While right-leaning voters continue to derive a great deal of comfort and pleasure over how clueless most of the 2016 polls were, it’s important to remember that the biggest thing pollsters got wrong in 2016 was ignoring historic norms.

Only once since Truman has a party won three straight terms in the White House (George H.W. Bush, ‘88). So in that sense, Hillary Clinton was always swimming upstream against some very strong currents, regardless of what polls said.

This year you’ve no doubt heard talk about the so-called “Blue Wave” which will swamp Republicans out of office.

While there is a certain sense of déjà vu with this sometimes overconfident talk — Democrats are favored to take the House by the almost exact same percentage Clinton was favored — it’s important to point out that in this case, the polls are following historic norms, not flouting them.

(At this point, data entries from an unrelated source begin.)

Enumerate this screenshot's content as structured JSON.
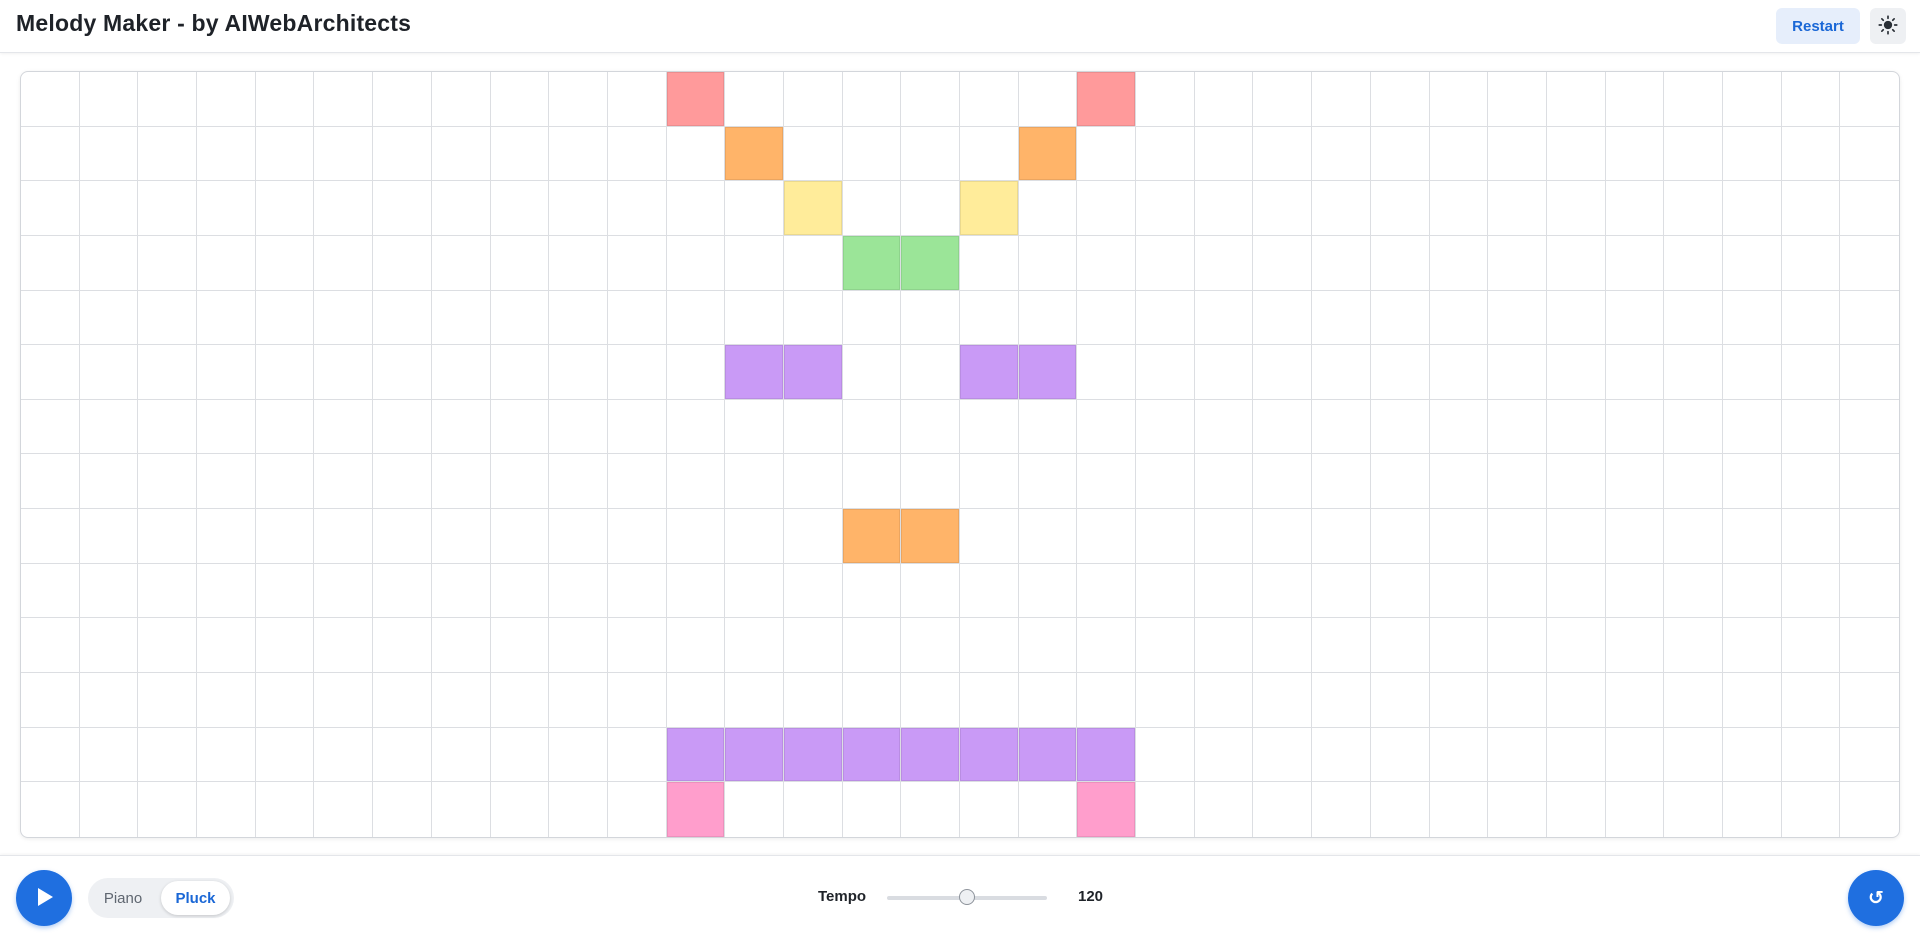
{
  "header": {
    "title": "Melody Maker - by AIWebArchitects",
    "restart_label": "Restart",
    "theme_icon": "sun-icon"
  },
  "grid": {
    "columns": 32,
    "rows": 14,
    "row_colors": [
      "#ff9a9b",
      "#ffb469",
      "#ffec9a",
      "#9be598",
      "#9be598",
      "#c99af6",
      "#c99af6",
      "#c99af6",
      "#ffb469",
      "#ffb469",
      "#ffec9a",
      "#ffec9a",
      "#c99af6",
      "#ff9ecc"
    ],
    "active_cells": [
      [
        0,
        11
      ],
      [
        0,
        18
      ],
      [
        1,
        12
      ],
      [
        1,
        17
      ],
      [
        2,
        13
      ],
      [
        2,
        16
      ],
      [
        3,
        14
      ],
      [
        3,
        15
      ],
      [
        5,
        12
      ],
      [
        5,
        13
      ],
      [
        5,
        16
      ],
      [
        5,
        17
      ],
      [
        8,
        14
      ],
      [
        8,
        15
      ],
      [
        12,
        11
      ],
      [
        12,
        12
      ],
      [
        12,
        13
      ],
      [
        12,
        14
      ],
      [
        12,
        15
      ],
      [
        12,
        16
      ],
      [
        12,
        17
      ],
      [
        12,
        18
      ],
      [
        13,
        11
      ],
      [
        13,
        18
      ]
    ]
  },
  "controls": {
    "play_icon": "play-icon",
    "instruments": [
      {
        "label": "Piano",
        "selected": false
      },
      {
        "label": "Pluck",
        "selected": true
      }
    ],
    "tempo_label": "Tempo",
    "tempo_value": "120",
    "tempo_fraction": 0.5,
    "reset_icon": "reset-icon",
    "reset_glyph": "↺"
  },
  "colors": {
    "accent": "#1f6fe0"
  }
}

The average amount of House seats a president’s party loses in his first midterm is 30. And this year Democrats need a net gain of only 23 seats to take the House.

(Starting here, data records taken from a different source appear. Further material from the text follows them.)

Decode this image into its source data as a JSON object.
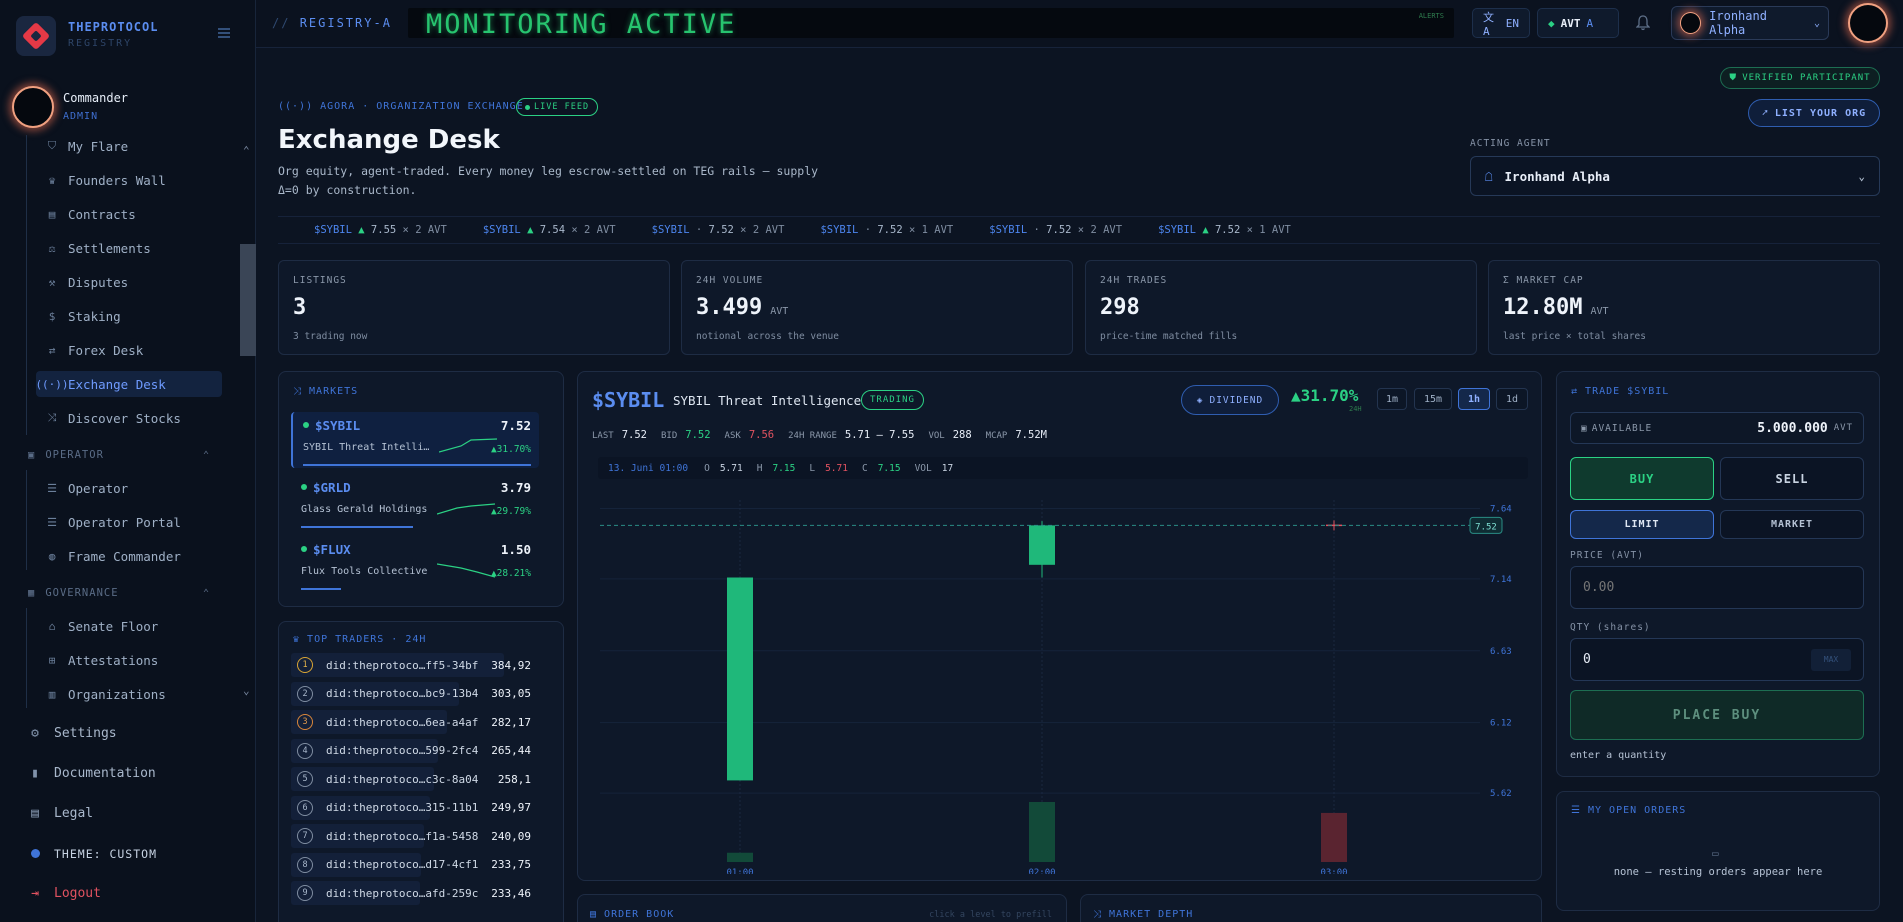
{
  "app": {
    "brand": "THEPROTOCOL",
    "brand_sub": "REGISTRY"
  },
  "user": {
    "name": "Commander",
    "role": "ADMIN"
  },
  "sidebar": {
    "items": [
      {
        "label": "My Flare",
        "icon": "shield-icon"
      },
      {
        "label": "Founders Wall",
        "icon": "trophy-icon"
      },
      {
        "label": "Contracts",
        "icon": "document-icon"
      },
      {
        "label": "Settlements",
        "icon": "scale-icon"
      },
      {
        "label": "Disputes",
        "icon": "gavel-icon"
      },
      {
        "label": "Staking",
        "icon": "dollar-icon"
      },
      {
        "label": "Forex Desk",
        "icon": "exchange-icon"
      },
      {
        "label": "Exchange Desk",
        "icon": "broadcast-icon"
      },
      {
        "label": "Discover Stocks",
        "icon": "chart-icon"
      }
    ],
    "active_item": "Exchange Desk",
    "operator": {
      "title": "OPERATOR",
      "items": [
        "Operator",
        "Operator Portal",
        "Frame Commander"
      ]
    },
    "governance": {
      "title": "GOVERNANCE",
      "items": [
        "Senate Floor",
        "Attestations",
        "Organizations"
      ]
    },
    "bottom": {
      "settings": "Settings",
      "documentation": "Documentation",
      "legal": "Legal",
      "theme": "THEME: CUSTOM",
      "logout": "Logout"
    }
  },
  "topbar": {
    "breadcrumb_prefix": "//",
    "breadcrumb": "REGISTRY-A",
    "ticker": "MONITORING ACTIVE",
    "ticker_tag": "ALERTS",
    "lang": "EN",
    "currency": "AVT",
    "currency_badge": "A",
    "agent": "Ironhand Alpha"
  },
  "header": {
    "kicker": "AGORA · ORGANIZATION EXCHANGE",
    "live_badge": "LIVE FEED",
    "title": "Exchange Desk",
    "description": "Org equity, agent-traded. Every money leg escrow-settled on TEG rails — supply Δ=0 by construction.",
    "verified": "VERIFIED PARTICIPANT",
    "list_org": "LIST YOUR ORG",
    "acting_agent_label": "ACTING AGENT",
    "acting_agent": "Ironhand Alpha"
  },
  "ticker_strip": [
    {
      "sym": "$SYBIL",
      "mark": "▲",
      "price": "7.55",
      "qty": "× 2 AVT",
      "dir": "up"
    },
    {
      "sym": "$SYBIL",
      "mark": "▲",
      "price": "7.54",
      "qty": "× 2 AVT",
      "dir": "up"
    },
    {
      "sym": "$SYBIL",
      "mark": "·",
      "price": "7.52",
      "qty": "× 2 AVT",
      "dir": "flat"
    },
    {
      "sym": "$SYBIL",
      "mark": "·",
      "price": "7.52",
      "qty": "× 1 AVT",
      "dir": "flat"
    },
    {
      "sym": "$SYBIL",
      "mark": "·",
      "price": "7.52",
      "qty": "× 2 AVT",
      "dir": "flat"
    },
    {
      "sym": "$SYBIL",
      "mark": "▲",
      "price": "7.52",
      "qty": "× 1 AVT",
      "dir": "up"
    }
  ],
  "stats": [
    {
      "label": "LISTINGS",
      "value": "3",
      "unit": "",
      "sub": "3 trading now"
    },
    {
      "label": "24H VOLUME",
      "value": "3.499",
      "unit": "AVT",
      "sub": "notional across the venue"
    },
    {
      "label": "24H TRADES",
      "value": "298",
      "unit": "",
      "sub": "price-time matched fills"
    },
    {
      "label": "Σ MARKET CAP",
      "value": "12.80M",
      "unit": "AVT",
      "sub": "last price × total shares"
    }
  ],
  "markets": {
    "title": "MARKETS",
    "items": [
      {
        "sym": "$SYBIL",
        "price": "7.52",
        "name": "SYBIL Threat Intelligence",
        "change": "▲31.70%"
      },
      {
        "sym": "$GRLD",
        "price": "3.79",
        "name": "Glass Gerald Holdings",
        "change": "▲29.79%"
      },
      {
        "sym": "$FLUX",
        "price": "1.50",
        "name": "Flux Tools Collective",
        "change": "▲28.21%"
      }
    ]
  },
  "top_traders": {
    "title": "TOP TRADERS · 24H",
    "items": [
      {
        "rank": "1",
        "id": "did:theprotoco…ff5-34bf",
        "amount": "384,92"
      },
      {
        "rank": "2",
        "id": "did:theprotoco…bc9-13b4",
        "amount": "303,05"
      },
      {
        "rank": "3",
        "id": "did:theprotoco…6ea-a4af",
        "amount": "282,17"
      },
      {
        "rank": "4",
        "id": "did:theprotoco…599-2fc4",
        "amount": "265,44"
      },
      {
        "rank": "5",
        "id": "did:theprotoco…c3c-8a04",
        "amount": "258,1"
      },
      {
        "rank": "6",
        "id": "did:theprotoco…315-11b1",
        "amount": "249,97"
      },
      {
        "rank": "7",
        "id": "did:theprotoco…f1a-5458",
        "amount": "240,09"
      },
      {
        "rank": "8",
        "id": "did:theprotoco…d17-4cf1",
        "amount": "233,75"
      },
      {
        "rank": "9",
        "id": "did:theprotoco…afd-259c",
        "amount": "233,46"
      }
    ]
  },
  "chart_panel": {
    "symbol": "$SYBIL",
    "name": "SYBIL Threat Intelligence",
    "status": "TRADING",
    "dividend": "DIVIDEND",
    "change": "▲31.70%",
    "change_sub": "24H",
    "intervals": [
      "1m",
      "15m",
      "1h",
      "1d"
    ],
    "active_interval": "1h",
    "last_label": "LAST",
    "last": "7.52",
    "bid_label": "BID",
    "bid": "7.52",
    "ask_label": "ASK",
    "ask": "7.56",
    "range_label": "24H RANGE",
    "range": "5.71 – 7.55",
    "vol_label": "VOL",
    "vol": "288",
    "mcap_label": "MCAP",
    "mcap": "7.52M",
    "ohlc": {
      "date": "13. Juni 01:00",
      "o_label": "O",
      "o": "5.71",
      "h_label": "H",
      "h": "7.15",
      "l_label": "L",
      "l": "5.71",
      "c_label": "C",
      "c": "7.15",
      "vol_label": "VOL",
      "vol": "17"
    },
    "last_price_tag": "7.52"
  },
  "chart_data": {
    "type": "candlestick",
    "x": [
      "01:00",
      "02:00",
      "03:00"
    ],
    "ohlc": [
      {
        "o": 5.71,
        "h": 7.15,
        "l": 5.71,
        "c": 7.15,
        "vol": 17,
        "dir": "up"
      },
      {
        "o": 7.24,
        "h": 7.55,
        "l": 7.15,
        "c": 7.52,
        "vol": 110,
        "dir": "up"
      },
      {
        "o": 7.52,
        "h": 7.52,
        "l": 7.52,
        "c": 7.52,
        "vol": 90,
        "dir": "down"
      }
    ],
    "y_ticks": [
      "7.64",
      "7.14",
      "6.63",
      "6.12",
      "5.62"
    ],
    "ylim": [
      5.5,
      7.7
    ],
    "last_price": 7.52,
    "grid": true
  },
  "bottom_panels": {
    "order_book": "ORDER BOOK",
    "order_book_hint": "click a level to prefill",
    "market_depth": "MARKET DEPTH"
  },
  "trade": {
    "title": "TRADE $SYBIL",
    "available_label": "AVAILABLE",
    "available": "5.000.000",
    "available_unit": "AVT",
    "buy": "BUY",
    "sell": "SELL",
    "limit": "LIMIT",
    "market": "MARKET",
    "price_label": "PRICE (AVT)",
    "price_placeholder": "0.00",
    "qty_label": "QTY (shares)",
    "qty_value": "0",
    "max": "MAX",
    "place": "PLACE BUY",
    "hint": "enter a quantity"
  },
  "open_orders": {
    "title": "MY OPEN ORDERS",
    "empty": "none — resting orders appear here"
  },
  "colors": {
    "accent": "#3f74d8",
    "up": "#2bd184",
    "down": "#e05260",
    "bg": "#0c1422",
    "ticker": "#27c46f"
  }
}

Considering that a court ruling breaking up gerrymandered districts in Pennsylvania will probably be worth 4-5 seats just in and of itself, one assumes, and history tells us, that a 23-seat swing would be eminently doable for Democrats even in a “normal” midterm election.

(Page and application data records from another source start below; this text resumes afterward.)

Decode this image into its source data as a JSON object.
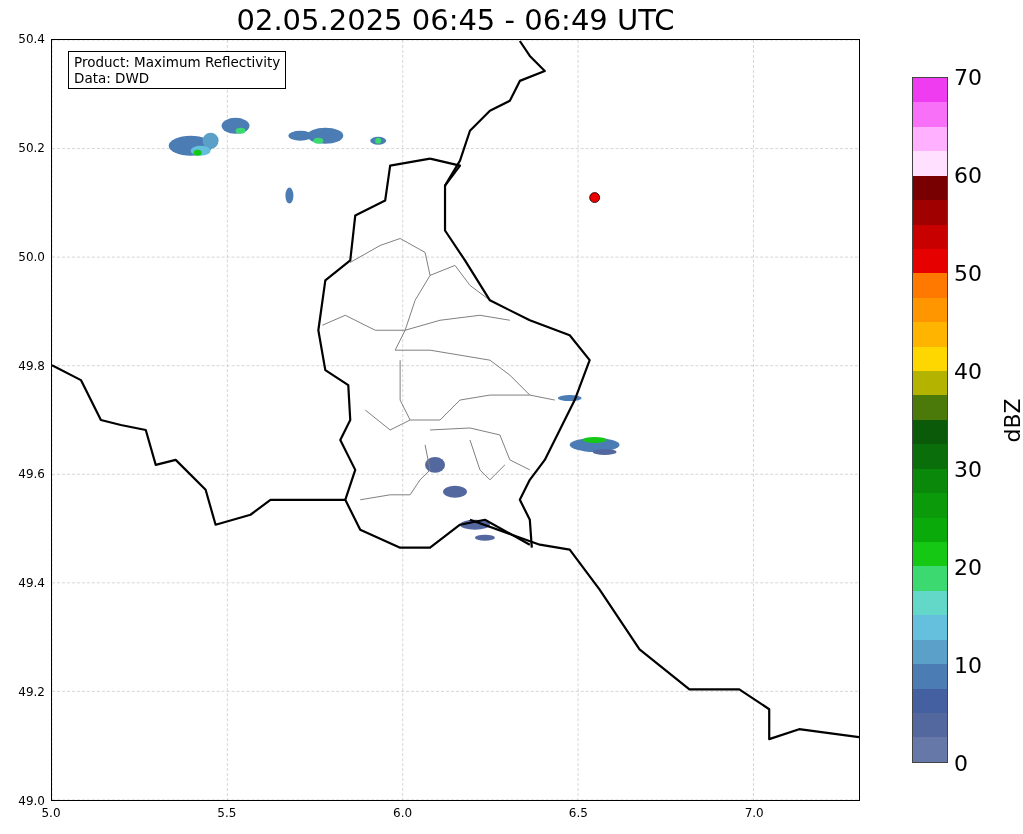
{
  "title": "02.05.2025 06:45 - 06:49 UTC",
  "map": {
    "legend": [
      "Product: Maximum Reflectivity",
      "Data: DWD"
    ],
    "xticks": [
      "5.0",
      "5.5",
      "6.0",
      "6.5",
      "7.0"
    ],
    "yticks": [
      "50.4",
      "50.2",
      "50.0",
      "49.8",
      "49.6",
      "49.4",
      "49.2",
      "49.0"
    ]
  },
  "colorbar": {
    "label": "dBZ",
    "ticks": [
      "70",
      "60",
      "50",
      "40",
      "30",
      "20",
      "10",
      "0"
    ],
    "segments": [
      {
        "color": "#f03cf0"
      },
      {
        "color": "#f870f8"
      },
      {
        "color": "#ffb0ff"
      },
      {
        "color": "#ffe0ff"
      },
      {
        "color": "#780000"
      },
      {
        "color": "#a00000"
      },
      {
        "color": "#c80000"
      },
      {
        "color": "#e60000"
      },
      {
        "color": "#ff7800"
      },
      {
        "color": "#ff9600"
      },
      {
        "color": "#ffb400"
      },
      {
        "color": "#ffd700"
      },
      {
        "color": "#b4b400"
      },
      {
        "color": "#4b7a0a"
      },
      {
        "color": "#0a5a0a"
      },
      {
        "color": "#0a6e0a"
      },
      {
        "color": "#0a880a"
      },
      {
        "color": "#0a9a0a"
      },
      {
        "color": "#0aaa0a"
      },
      {
        "color": "#14c814"
      },
      {
        "color": "#3cd870"
      },
      {
        "color": "#64d8c8"
      },
      {
        "color": "#64c0dc"
      },
      {
        "color": "#5aa0c8"
      },
      {
        "color": "#4c7cb4"
      },
      {
        "color": "#4460a0"
      },
      {
        "color": "#5468a0"
      },
      {
        "color": "#6678a8"
      }
    ]
  }
}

And this is anything but a normal midterm election.

But......if there’s one thing we know, it’s that we don’t know anything until the votes are counted.

Another rabbit hole people like to jump down during the silly season is extrapolating way too much from early voting data. Like, way too much.

So far, Georgia is literally tripling early voting numbers over the last election, which at first glance would seem to support the idea that the fabled Blue Wave is building.

Then again, we don't know exactly who is casting those early votes and for whom. And early voting participation continues to rise enormously with each election, regardless.

About 58 percent of all Georgia voters cast their ballots early in 2016, compared to 37 percent who voted early in 2014. You will recall that Republicans did pretty well both of those election cycles.

The problem with overreliance on early voting returns is this: Early voting isn't magic.

Basic math tells that for each early vote, that’s one less person voting on Election Day, i.e., the so-called “cannibalization” of Election Day votes by early voting.

We’ve already learned that you just can’t count on early voting to tell you much about who is actually getting those votes.

Since we don’t register by party in Georgia (something which is often very hard to explain to our friends who have moved here from other states), all we have to go by here is demographic information, which so far is..... you guessed it, inconclusive.

In my mind the most serious indicators of political change have more to do with what we know for a fact to be true, that we can already see in front of us.

Perhaps the biggest difference over previous elections is that Democrats are contesting far more races across the country this year than they have in the past.

Over several previous election cycles, Republicans in strongly red districts have benefited from running unopposed more often than not.

But this year, in Georgia as in all across the country, Democratic candidates are contesting a staggering number of races.

Locally, let’s take a look at the examples of Lisa Ring (running for the U.S. House), Alicia Scott (running for the Georgia House), and Sandra Workman (running for the Georgia Senate).

Notice something? They’re all women, of course. And that leads me to the second important data point.

A huge number of woman candidates are competing – and in many cases competing very strongly – in a huge number of races across the country.

Much like the #MeToo movement itself, this marks a paradigm shift in U.S. electoral politics, regardless of how it all shakes out in November.

And get this: All three of the incumbent Republican men those three women are running against ran unopposed in their last elections. This year, each of them faces a Democratic woman.

I have no crystal ball that will tell me who will win. If I did, I’d be using it to pick Mega Millions numbers instead.

But you can’t win if you don’t compete, and, for this election anyway, Democrats have finally figured that out.

As for the Blue Wave, whether it will be a tsunami, a trickle, or — as is more likely — something in between remains to be seen.